"No juror appeared to express any recognition of Joey Silvera or Aurora Snow," Obenberger observed as the jury selection proceeded. "Considering the relative fame of each—especially Joey's, whose fame spans two generations—this is a bad sign that points in the direction of a jury that does not know popular mainstream porn."

After the jury was seated and before the judge dismissed the jury for the day, he warned them that they are not to discuss the case or anything relating to it with friends, family members or even their fellow jurors, and ordered them to avoid reading newspaper or internet articles about the case, or watching any TV coverage of it. He then ordered them to report back to the jury room at 10:15 tomorrow morning, in expectation that the trial would begin with opening statements by the attorneys to commence at 10:45.

After the jurors left the room, Judge Leon questioned the attorneys as to how long their opening statements to the jury would take. Satterfield estimated that hers would take just five or 10 minutes, but when Cambria replied that he anticipated that his would take 10 to 20 minutes, the judge seemed surprised.

"That long?" the judge queried.

"Well, maybe 10 to 15, Your Honor," Cambria back-pedaled.

Gelbard and Sirkin claimed 10 minutes apiece, which seemed to suit Judge Leon well, since he was unsure how long his duties the following morning would take. (The judge had been tapped to preside over a ceremony inducting a group of immigrants who had passed their citizenship test into full U.S. citizenship.)

More importantly, however, the judge noted that he would soon be delivering a formal opinion on the question of how much of the two charged full-length movies he would allow to be played in the courtroom. The issue has been a bone of contention at least since a status hearing back in May, when the Justice Department made its first motion not to play the full movies for the jury, electing instead to play one selected scene from each movie, as well as the full trailer to Fetish Fanatic 5, and send the DVDs of the movies with the jury as they began deliberations, with instructions to watch the full movies in the privacy of the jury room. The defense had filed a formal objection to that practice, asking that the full movies be played, or in the alternative, to allow the defense to play whatever portions of the movies were not played by the prosecution.
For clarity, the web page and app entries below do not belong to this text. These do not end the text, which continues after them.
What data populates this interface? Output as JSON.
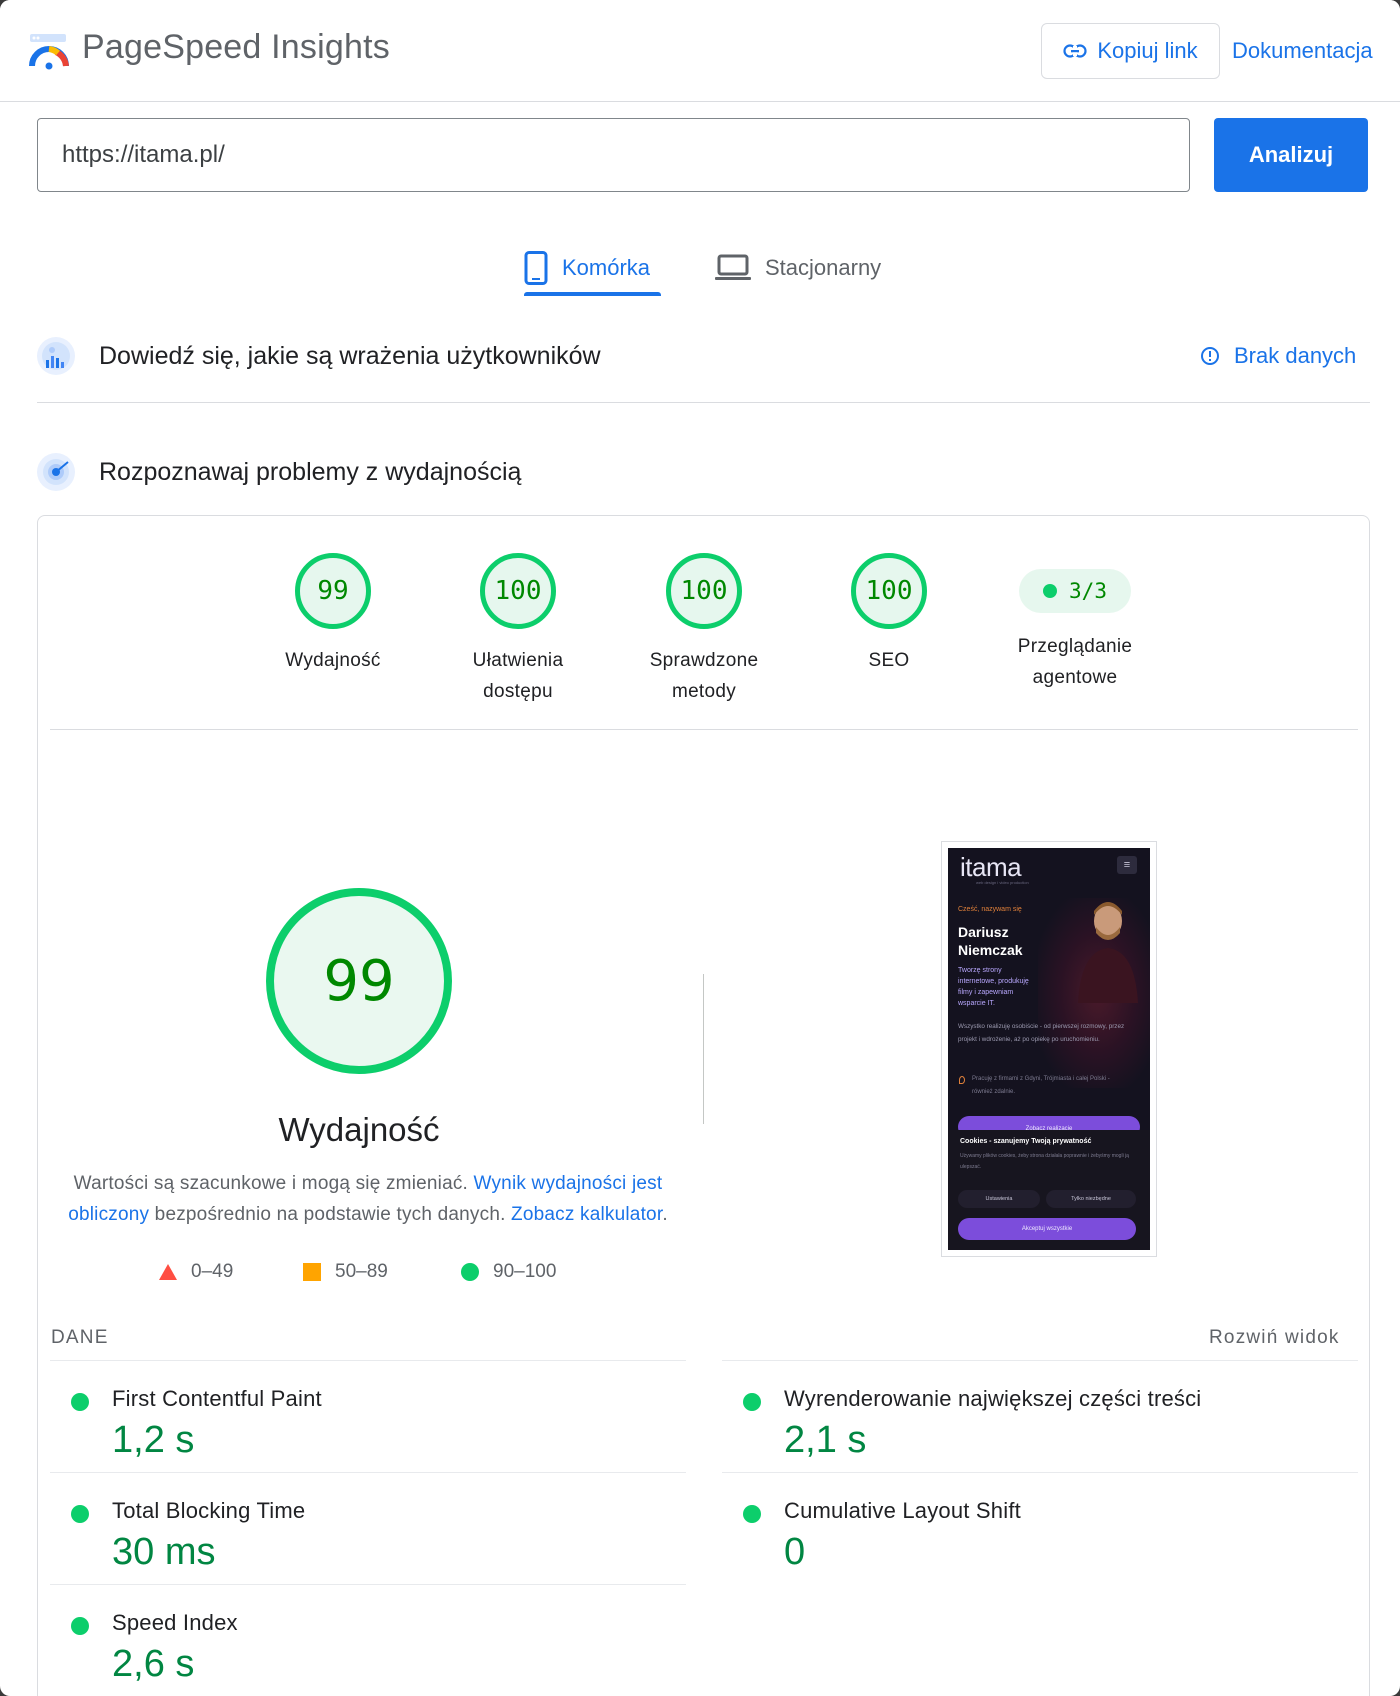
{
  "header": {
    "app_title": "PageSpeed Insights",
    "copy_link_label": "Kopiuj link",
    "docs_label": "Dokumentacja"
  },
  "url_bar": {
    "value": "https://itama.pl/",
    "analyze_label": "Analizuj"
  },
  "tabs": [
    {
      "label": "Komórka",
      "active": true
    },
    {
      "label": "Stacjonarny",
      "active": false
    }
  ],
  "sections": {
    "user_experience_title": "Dowiedź się, jakie są wrażenia użytkowników",
    "no_data_label": "Brak danych",
    "diagnose_title": "Rozpoznawaj problemy z wydajnością"
  },
  "scores": [
    {
      "value": "99",
      "label_line1": "Wydajność",
      "label_line2": ""
    },
    {
      "value": "100",
      "label_line1": "Ułatwienia",
      "label_line2": "dostępu"
    },
    {
      "value": "100",
      "label_line1": "Sprawdzone",
      "label_line2": "metody"
    },
    {
      "value": "100",
      "label_line1": "SEO",
      "label_line2": ""
    }
  ],
  "agentic": {
    "value": "3/3",
    "label_line1": "Przeglądanie",
    "label_line2": "agentowe"
  },
  "performance": {
    "score": "99",
    "label": "Wydajność",
    "desc_part1": "Wartości są szacunkowe i mogą się zmieniać. ",
    "desc_link1": "Wynik wydajności jest obliczony",
    "desc_part2": " bezpośrednio na podstawie tych danych. ",
    "desc_link2": "Zobacz kalkulator",
    "desc_end": "."
  },
  "legend": {
    "poor": "0–49",
    "average": "50–89",
    "good": "90–100"
  },
  "colors": {
    "good": "#0cce6b",
    "average": "#ffa400",
    "poor": "#ff4e42",
    "accent": "#1a73e8"
  },
  "thumbnail": {
    "logo": "itama",
    "tagline": "web design i video production",
    "hello": "Cześć, nazywam się",
    "name_line1": "Dariusz",
    "name_line2": "Niemczak",
    "subtitle": "Tworzę strony internetowe, produkuję filmy i zapewniam wsparcie IT.",
    "body": "Wszystko realizuję osobiście - od pierwszej rozmowy, przez projekt i wdrożenie, aż po opiekę po uruchomieniu.",
    "location": "Pracuję z firmami z Gdyni, Trójmiasta i całej Polski - również zdalnie.",
    "cta": "Zobacz realizacje",
    "cookie_title": "Cookies - szanujemy Twoją prywatność",
    "cookie_text": "Używamy plików cookies, żeby strona działała poprawnie i żebyśmy mogli ją ulepszać.",
    "cookie_settings": "Ustawienia",
    "cookie_necessary": "Tylko niezbędne",
    "cookie_accept": "Akceptuj wszystkie"
  },
  "metrics": {
    "section_label": "DANE",
    "expand_label": "Rozwiń widok",
    "items": [
      {
        "name": "First Contentful Paint",
        "value": "1,2 s"
      },
      {
        "name": "Wyrenderowanie największej części treści",
        "value": "2,1 s"
      },
      {
        "name": "Total Blocking Time",
        "value": "30 ms"
      },
      {
        "name": "Cumulative Layout Shift",
        "value": "0"
      },
      {
        "name": "Speed Index",
        "value": "2,6 s"
      }
    ]
  }
}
It is on that motion that Judge Leon said he would rule soon, but he was adamant that he would not allow the full movies—all 330 minutes of them—to be played by either side in the courtroom.

"I'm not going to permit that," he stated flatly.

But when Sirkin objected to that plan, Judge Leon assured him, "You'll get a fuller description [of the ruling] and the rationale behind it" once he had finalized his thoughts on the subject.

Sirkin, however, worried aloud that in his opening statement, he might refer to portions of the movies that the jury would not see during the trial, which led Judge Leon to caution the attorneys not to make promises during their statements that they could not necessarily fulfill during the trial itself.

The judge's proposal would seem to conflict with the Supreme Court's dictum in Miller v. California that in order for a work to be found obscene, it must be considered "as a whole," and while the practice of playing some of the movie in the courtroom and allowing the jury to view the rest of it later may technically fulfill that requirement, the practice has not yet been tested in court.

Satterfield then asked whether the judge, in his opening remarks to the jury, would be instructing them on the requirements of the three-prong "Miller test," but the judge demurred.

"I wouldn't give them substantive legal instructions before they've heard the evidence," he replied.

After a final warning that he never let attorneys approach the jurors too closely when giving their opening statements, Judge Leon adjourned court for the day—leaving everyone to imagine what fireworks might be in store for tomorrow.